SANTA FE’S FORMER CONVENT

The strategic position occupied by the former Santa Fe convent, looking out over the countryside from the gates of the citadel, made it a highly desirable enclave dating back to prehistoric times and throughout those long periods of history in which Toledo played such an important role. In fact, the Santa Fe convent could be seen as a synthesis of the city’s cultural diversity and richness. On the site of the first Visigoth settlement, the structural foundations of the convent began with the construction of a palace during the 9th to 10th centuries – the time of Emir Abd al-Rahman II –alongside the city wall. The palace was extended and enriched in the 11th century by the Taifa king of Toledo, Al Ma’mum.
Once reclaimed from Islamic rule, it became a residence for Castilian monarchs, including Alfonso X the Wise, who was born and lived there. It later became home to the Order of Calatrava which left a strong architectural imprint on the building, including the apse and the room of polylobulated arches already mentioned. In the second half of the 15th century, on the orders of Isabella I, the Order of the Immaculate Conception moved into the building, making it the mother house of the Order founded by St Beatrice of Silva, responsible for the delicately carved, polychromatic ceilings in the entrance rooms to the museum. The Order of Santiagoarrived at Santa Fe in 1503, and developed the convent into what we see today, a building constructed around a cloister, although building works extended into the 18th century, which was when the Baroque staircase was created. As a result of religious confiscations, the nuns of the Order of Santiago were obliged to leave the convent in 1855.In 1873 the Ursuline Sisters of the Holy Family of Loreto moved in, converting the building into a school, which it continued to be until its closure in 1973 when this historical property was acquired by the government of Castile-La Mancha. It remained in a state of abandonment until 2000, when the Spanish Cultural Heritage Institute (IPCE) began a restoration programme, completed in 2003.

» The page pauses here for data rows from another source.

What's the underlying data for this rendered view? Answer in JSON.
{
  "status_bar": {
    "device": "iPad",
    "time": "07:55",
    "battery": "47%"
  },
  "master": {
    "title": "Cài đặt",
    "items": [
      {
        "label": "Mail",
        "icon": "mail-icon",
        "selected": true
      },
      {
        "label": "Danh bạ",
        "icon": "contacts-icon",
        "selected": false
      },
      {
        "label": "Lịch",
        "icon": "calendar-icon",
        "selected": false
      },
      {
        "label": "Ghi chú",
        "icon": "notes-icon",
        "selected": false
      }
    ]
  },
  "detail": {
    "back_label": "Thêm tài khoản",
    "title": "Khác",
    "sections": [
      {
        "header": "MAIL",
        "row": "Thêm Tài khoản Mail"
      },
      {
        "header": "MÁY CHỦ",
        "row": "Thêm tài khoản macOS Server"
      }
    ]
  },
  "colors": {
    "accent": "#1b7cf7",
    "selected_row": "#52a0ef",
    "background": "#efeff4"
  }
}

Now, with its transformation into the museum of Colección Roberto Polo. Centro de Arte Moderno y Contemporáneo de Castilla-La Mancha a new chapter is being written in the history of Toledo. Today, in a world where art and shrines dedicated to artare taking the place of religion and worship in our universal geography, Toledo finds itself once again at the forefront of contemporary life